In 2011, Domaine Javier came out as transgender on an episode of MTV’s “True Life.” Though she was already accepted to California Baptist University, Javier was accused by the university of fraud several months after the show aired. Having listed her gender as female on the school’s application, the university refused to accept this gender claim in light of her recently revealed transgender identity and expelled her soon after.
Javier is now suing California Baptist University for violating California’s Unruh Civil Rights Act, which protects against any form of discrimination due to, among other things, sexual orientation. As Javier told the Huffington Post, “I believe that education is for everyone, regardless of their gender. Everyone deserves a shot at a bright future. CBU deprived me of this right and treated me unfairly – something no one deserves.”
Javier’s suit shines a spotlight on California Baptist and other religiously affiliated institutions. Many Christian universities have bans on same-sex relationships and, as Katie McDonough of Salon notes, have successfully defended anti-gay discrimination suits. However, there is, as of now, no university policy prohibiting the enrollment of transgender students.
Columbia Law School professor Suzanne Goldberg, who specializes in sexuality and gender law, stated that California Baptist’s policy sets up students like Javier to fail no matter what.

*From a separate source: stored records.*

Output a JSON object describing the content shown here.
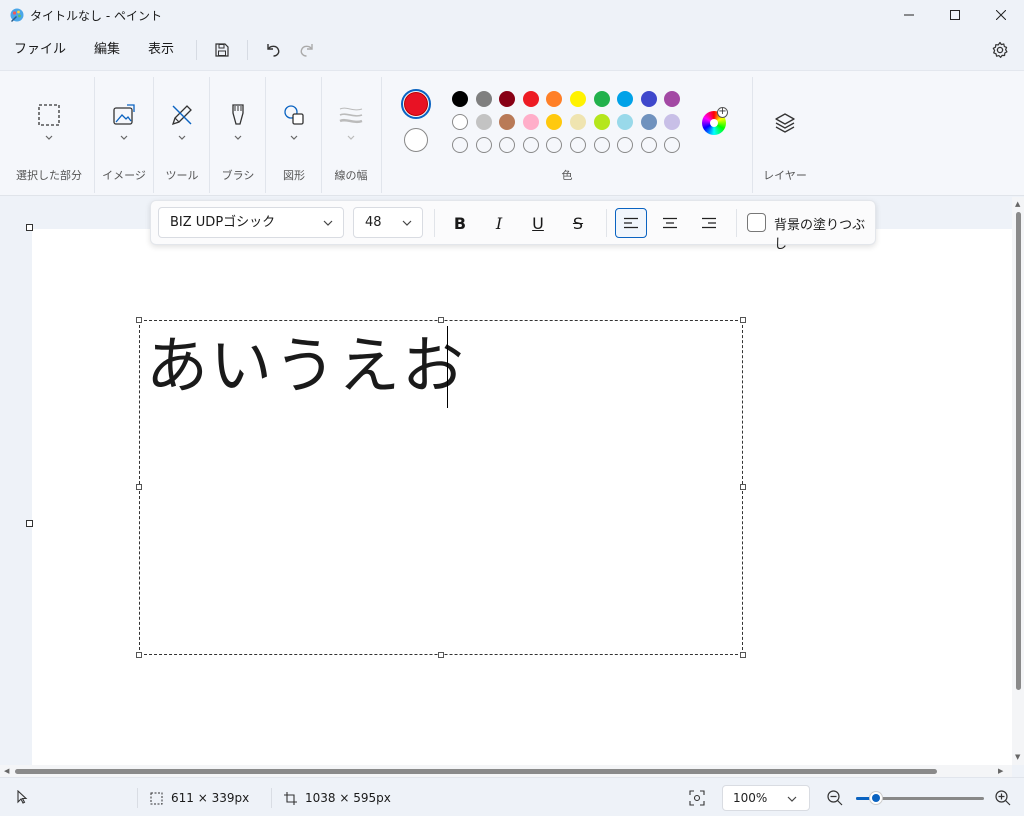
{
  "window": {
    "title": "タイトルなし - ペイント"
  },
  "menu": {
    "file": "ファイル",
    "edit": "編集",
    "view": "表示"
  },
  "ribbon": {
    "selection_label": "選択した部分",
    "image_label": "イメージ",
    "tools_label": "ツール",
    "brushes_label": "ブラシ",
    "shapes_label": "図形",
    "size_label": "線の幅",
    "colors_label": "色",
    "layers_label": "レイヤー",
    "primary_color": "#e81224",
    "secondary_color": "#ffffff",
    "palette_row1": [
      "#000000",
      "#7f7f7f",
      "#880015",
      "#ed1c24",
      "#ff7f27",
      "#fff200",
      "#22b14c",
      "#00a2e8",
      "#3f48cc",
      "#a349a4"
    ],
    "palette_row2": [
      "#ffffff",
      "#c3c3c3",
      "#b97a57",
      "#ffaec9",
      "#ffc90e",
      "#efe4b0",
      "#b5e61d",
      "#99d9ea",
      "#7092be",
      "#c8bfe7"
    ]
  },
  "text_toolbar": {
    "font": "BIZ UDPゴシック",
    "size": "48",
    "bold": "B",
    "italic": "I",
    "underline": "U",
    "strike": "S",
    "fill_background": "背景の塗りつぶし"
  },
  "canvas": {
    "text": "あいうえお"
  },
  "status": {
    "selection_size": "611 × 339px",
    "canvas_size": "1038 × 595px",
    "zoom": "100%",
    "zoom_level_percent": 100
  }
}
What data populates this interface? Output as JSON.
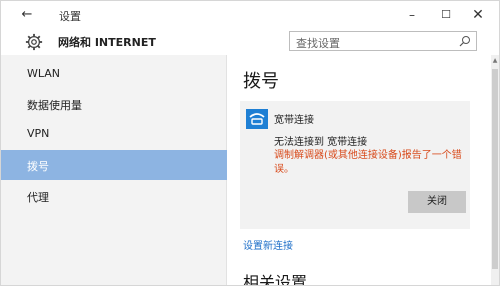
{
  "window": {
    "title": "设置",
    "back_glyph": "←",
    "minimize_glyph": "–",
    "maximize_glyph": "☐",
    "close_glyph": "✕"
  },
  "header": {
    "section_title": "网络和 INTERNET",
    "search_placeholder": "查找设置"
  },
  "sidebar": {
    "items": [
      {
        "label": "WLAN",
        "selected": false
      },
      {
        "label": "数据使用量",
        "selected": false
      },
      {
        "label": "VPN",
        "selected": false
      },
      {
        "label": "拨号",
        "selected": true
      },
      {
        "label": "代理",
        "selected": false
      }
    ]
  },
  "main": {
    "heading": "拨号",
    "connection": {
      "name": "宽带连接",
      "status": "无法连接到 宽带连接",
      "error": "调制解调器(或其他连接设备)报告了一个错误。",
      "close_label": "关闭"
    },
    "setup_link": "设置新连接",
    "related_heading": "相关设置"
  },
  "colors": {
    "selected_bg": "#8db4e2",
    "icon_blue": "#1e7fd4",
    "error_text": "#d84a1b",
    "link": "#1e6fc8"
  }
}
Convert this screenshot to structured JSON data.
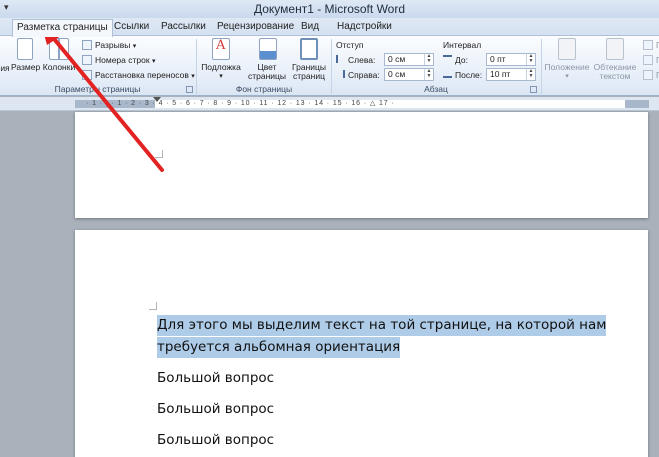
{
  "window": {
    "title": "Документ1 - Microsoft Word",
    "qat_glyph": "▾"
  },
  "tabs": [
    {
      "label": "Разметка страницы",
      "active": true
    },
    {
      "label": "Ссылки",
      "active": false
    },
    {
      "label": "Рассылки",
      "active": false
    },
    {
      "label": "Рецензирование",
      "active": false
    },
    {
      "label": "Вид",
      "active": false
    },
    {
      "label": "Надстройки",
      "active": false
    }
  ],
  "ribbon": {
    "page_setup": {
      "label": "Параметры страницы",
      "orientation_partial": "ия",
      "size": "Размер",
      "columns": "Колонки",
      "breaks": "Разрывы",
      "line_numbers": "Номера строк",
      "hyphenation": "Расстановка переносов",
      "dropdown_glyph": "▾"
    },
    "page_background": {
      "label": "Фон страницы",
      "watermark": "Подложка",
      "page_color": "Цвет страницы",
      "page_borders": "Границы страниц"
    },
    "paragraph": {
      "label": "Абзац",
      "indent_header": "Отступ",
      "spacing_header": "Интервал",
      "left_label": "Слева:",
      "left_value": "0 см",
      "right_label": "Справа:",
      "right_value": "0 см",
      "before_label": "До:",
      "before_value": "0 пт",
      "after_label": "После:",
      "after_value": "10 пт"
    },
    "arrange": {
      "position": "Положение",
      "wrap_text": "Обтекание текстом",
      "cut_1": "П",
      "cut_2": "Г",
      "cut_3": "Г"
    }
  },
  "ruler": {
    "numbers": "· 1 · | · 1 · 2 · 3 · 4 · 5 · 6 · 7 · 8 · 9 · 10 · 11 · 12 · 13 · 14 · 15 · 16 · △ 17 ·"
  },
  "document": {
    "selected_line_1": "Для этого мы выделим текст на той странице, на которой нам",
    "selected_line_2": "требуется альбомная ориентация",
    "paragraphs": [
      "Большой вопрос",
      "Большой вопрос",
      "Большой вопрос"
    ]
  },
  "annotation": {
    "arrow_color": "#e32222"
  }
}
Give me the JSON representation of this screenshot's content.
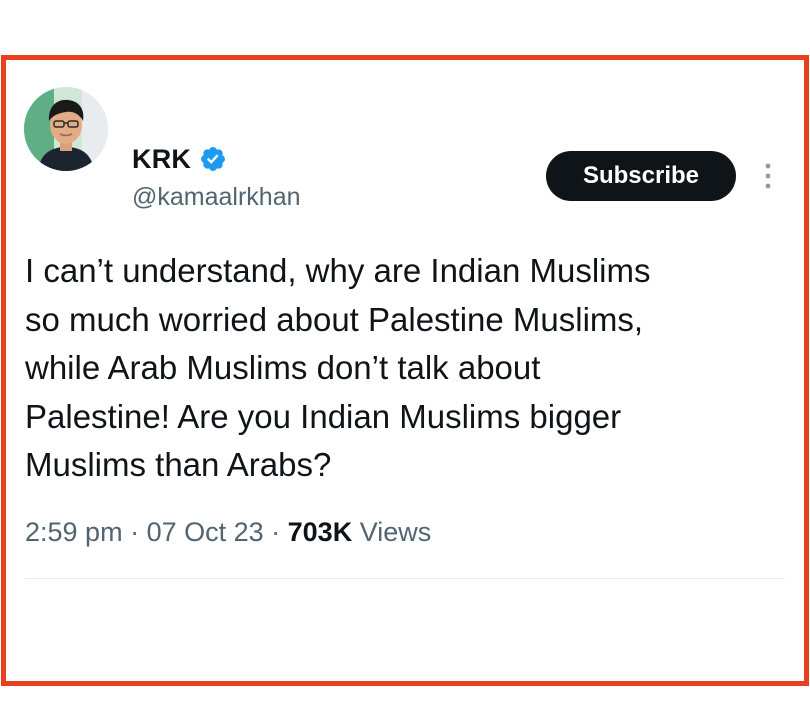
{
  "tweet": {
    "author": {
      "display_name": "KRK",
      "handle": "@kamaalrkhan",
      "verified": true
    },
    "subscribe_label": "Subscribe",
    "text": "I can’t understand, why are Indian Muslims\nso much worried about Palestine Muslims,\nwhile Arab Muslims don’t talk about\nPalestine! Are you Indian Muslims bigger\nMuslims than Arabs?",
    "meta": {
      "time": "2:59 pm",
      "separator": " · ",
      "date": "07 Oct 23",
      "views_count": "703K",
      "views_label": " Views"
    }
  },
  "colors": {
    "frame_border": "#e8401f",
    "verified_badge": "#1d9bf0",
    "secondary_text": "#536471",
    "primary_text": "#0f1419"
  },
  "icons": {
    "verified": "verified-badge-icon",
    "more": "more-vertical-icon"
  }
}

She notes that, were Javier to have listed her gender as male on her university application, she still would have faced questions of fraud from her school because her physical gender presentation and her application identification would not have matched.
Though Javier lost over half a million dollars in scholarships, for her the lawsuit is about more than just the money – it is about challenging the institution’s policies on gender and working to guarantee that no one is deprived of an education or discriminated against due to their gender identity.